(Component data from apps and pages)
◆ ◆ ◆ ◆ ◆
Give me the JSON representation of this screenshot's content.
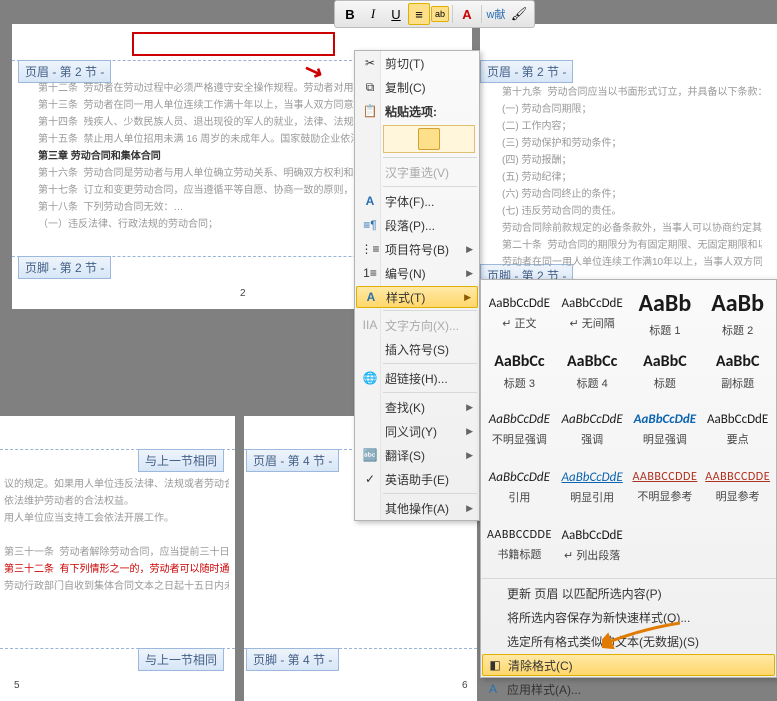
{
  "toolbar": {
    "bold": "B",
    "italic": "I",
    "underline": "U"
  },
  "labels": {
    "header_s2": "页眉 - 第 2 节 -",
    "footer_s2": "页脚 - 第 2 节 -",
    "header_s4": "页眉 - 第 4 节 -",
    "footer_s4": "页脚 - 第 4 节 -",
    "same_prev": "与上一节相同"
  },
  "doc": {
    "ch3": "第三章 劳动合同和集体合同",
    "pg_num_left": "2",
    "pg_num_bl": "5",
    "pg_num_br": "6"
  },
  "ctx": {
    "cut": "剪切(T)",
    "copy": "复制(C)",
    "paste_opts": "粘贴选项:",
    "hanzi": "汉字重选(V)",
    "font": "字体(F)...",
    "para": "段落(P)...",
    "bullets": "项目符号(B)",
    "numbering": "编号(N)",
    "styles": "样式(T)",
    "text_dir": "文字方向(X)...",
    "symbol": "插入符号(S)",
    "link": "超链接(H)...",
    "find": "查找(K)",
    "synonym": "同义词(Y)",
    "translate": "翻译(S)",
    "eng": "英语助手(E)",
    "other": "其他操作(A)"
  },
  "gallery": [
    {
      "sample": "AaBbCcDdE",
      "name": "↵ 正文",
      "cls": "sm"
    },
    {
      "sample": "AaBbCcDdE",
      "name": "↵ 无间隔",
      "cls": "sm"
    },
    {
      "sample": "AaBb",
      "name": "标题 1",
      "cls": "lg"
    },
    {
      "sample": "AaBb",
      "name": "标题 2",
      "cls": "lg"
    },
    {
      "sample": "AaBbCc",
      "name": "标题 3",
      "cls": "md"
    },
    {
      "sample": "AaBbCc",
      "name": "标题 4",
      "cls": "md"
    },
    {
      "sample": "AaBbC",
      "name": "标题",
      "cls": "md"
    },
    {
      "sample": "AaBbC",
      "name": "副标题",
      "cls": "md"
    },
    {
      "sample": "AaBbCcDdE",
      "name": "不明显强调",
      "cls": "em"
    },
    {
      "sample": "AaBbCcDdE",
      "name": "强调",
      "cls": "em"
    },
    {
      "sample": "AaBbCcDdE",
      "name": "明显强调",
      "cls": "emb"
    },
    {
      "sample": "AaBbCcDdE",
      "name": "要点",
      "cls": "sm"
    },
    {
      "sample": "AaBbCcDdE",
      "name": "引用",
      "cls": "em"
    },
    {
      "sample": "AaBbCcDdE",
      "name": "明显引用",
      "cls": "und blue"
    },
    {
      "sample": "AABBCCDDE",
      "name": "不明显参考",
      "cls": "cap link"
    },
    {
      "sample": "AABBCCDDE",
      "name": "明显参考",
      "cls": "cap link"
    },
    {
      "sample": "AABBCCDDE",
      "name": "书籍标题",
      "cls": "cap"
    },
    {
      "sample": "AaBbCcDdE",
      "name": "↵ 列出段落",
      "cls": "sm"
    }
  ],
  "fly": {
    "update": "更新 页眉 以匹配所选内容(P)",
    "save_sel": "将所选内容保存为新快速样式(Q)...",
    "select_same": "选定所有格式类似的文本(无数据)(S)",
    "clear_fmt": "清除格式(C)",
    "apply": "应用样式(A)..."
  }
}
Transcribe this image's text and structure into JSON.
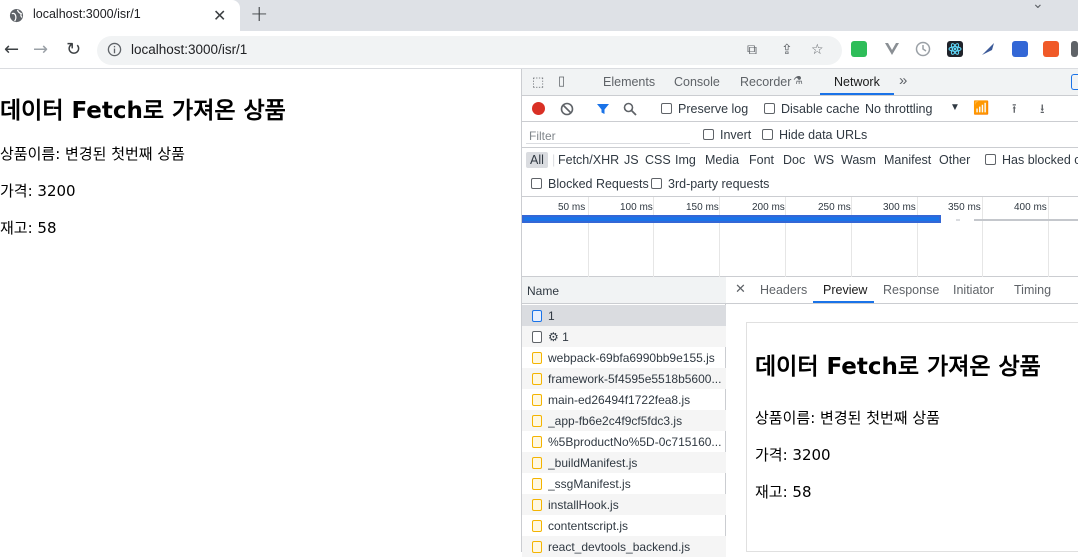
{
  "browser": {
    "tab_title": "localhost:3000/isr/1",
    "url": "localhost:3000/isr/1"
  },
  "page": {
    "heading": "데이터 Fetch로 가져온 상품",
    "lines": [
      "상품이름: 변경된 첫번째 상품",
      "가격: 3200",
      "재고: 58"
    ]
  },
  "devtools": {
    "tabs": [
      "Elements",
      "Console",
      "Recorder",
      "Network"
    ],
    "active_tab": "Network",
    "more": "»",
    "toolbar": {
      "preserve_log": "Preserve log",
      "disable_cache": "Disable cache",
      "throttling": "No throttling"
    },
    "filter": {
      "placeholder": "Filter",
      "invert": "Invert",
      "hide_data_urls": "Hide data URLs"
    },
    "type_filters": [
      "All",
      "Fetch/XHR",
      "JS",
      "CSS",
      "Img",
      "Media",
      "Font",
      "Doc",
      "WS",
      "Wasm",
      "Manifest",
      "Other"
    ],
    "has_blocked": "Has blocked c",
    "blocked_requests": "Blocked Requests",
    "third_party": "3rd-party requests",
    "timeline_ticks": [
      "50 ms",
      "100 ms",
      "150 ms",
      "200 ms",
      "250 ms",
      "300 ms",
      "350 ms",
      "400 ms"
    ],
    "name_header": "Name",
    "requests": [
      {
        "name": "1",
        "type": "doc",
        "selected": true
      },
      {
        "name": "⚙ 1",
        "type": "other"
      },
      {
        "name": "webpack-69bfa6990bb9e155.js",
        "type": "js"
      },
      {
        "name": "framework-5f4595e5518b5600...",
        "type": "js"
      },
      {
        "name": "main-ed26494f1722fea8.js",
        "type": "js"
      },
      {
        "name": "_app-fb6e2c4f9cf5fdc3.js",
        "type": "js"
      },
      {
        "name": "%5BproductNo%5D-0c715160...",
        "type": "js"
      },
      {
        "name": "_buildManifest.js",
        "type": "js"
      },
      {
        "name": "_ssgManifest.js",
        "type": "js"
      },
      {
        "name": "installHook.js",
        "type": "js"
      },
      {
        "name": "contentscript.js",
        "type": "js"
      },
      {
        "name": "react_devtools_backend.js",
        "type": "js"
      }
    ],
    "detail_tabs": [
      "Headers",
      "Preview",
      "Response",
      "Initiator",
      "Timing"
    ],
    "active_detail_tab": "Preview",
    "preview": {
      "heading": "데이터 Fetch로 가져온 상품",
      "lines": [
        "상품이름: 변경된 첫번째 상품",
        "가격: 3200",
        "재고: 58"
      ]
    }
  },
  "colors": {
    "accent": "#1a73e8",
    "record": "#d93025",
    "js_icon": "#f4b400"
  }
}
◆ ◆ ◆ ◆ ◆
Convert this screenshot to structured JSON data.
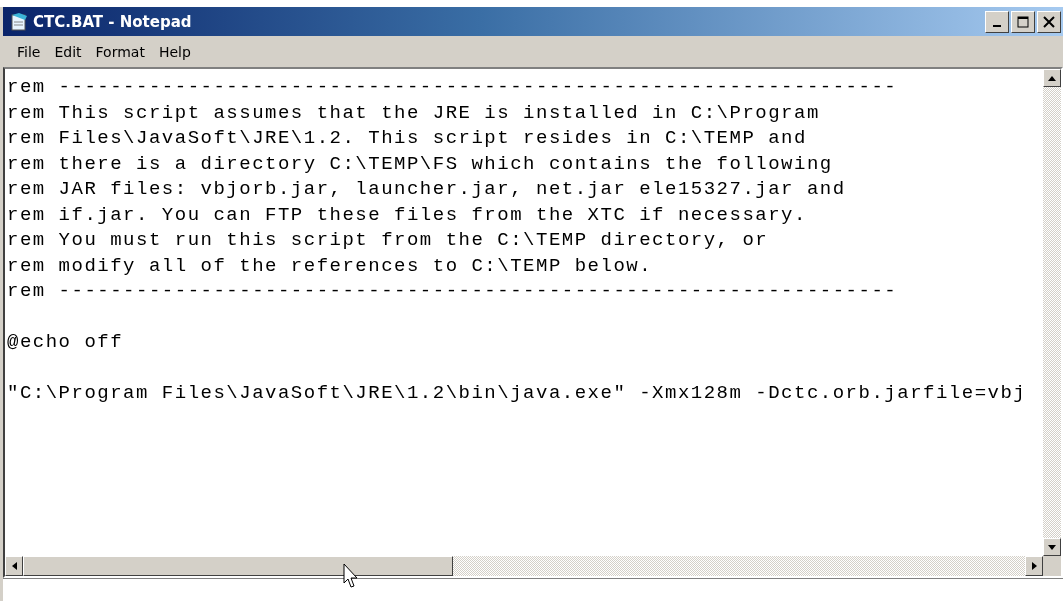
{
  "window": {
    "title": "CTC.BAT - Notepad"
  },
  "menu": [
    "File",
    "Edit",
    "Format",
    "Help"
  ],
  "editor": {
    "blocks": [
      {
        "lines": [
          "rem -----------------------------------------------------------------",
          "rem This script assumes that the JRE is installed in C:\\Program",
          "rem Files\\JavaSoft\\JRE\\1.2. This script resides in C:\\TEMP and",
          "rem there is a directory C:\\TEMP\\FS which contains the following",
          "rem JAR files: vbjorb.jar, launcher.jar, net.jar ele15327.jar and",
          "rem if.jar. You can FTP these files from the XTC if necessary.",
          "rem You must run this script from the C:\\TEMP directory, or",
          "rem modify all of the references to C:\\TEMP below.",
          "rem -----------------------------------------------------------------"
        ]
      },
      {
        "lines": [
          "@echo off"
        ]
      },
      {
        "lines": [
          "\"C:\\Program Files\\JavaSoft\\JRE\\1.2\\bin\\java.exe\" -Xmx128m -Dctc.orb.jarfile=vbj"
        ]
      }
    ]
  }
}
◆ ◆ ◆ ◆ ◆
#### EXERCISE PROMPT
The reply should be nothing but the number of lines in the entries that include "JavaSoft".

#### SOLUTION FOR THIS PROBLEM
2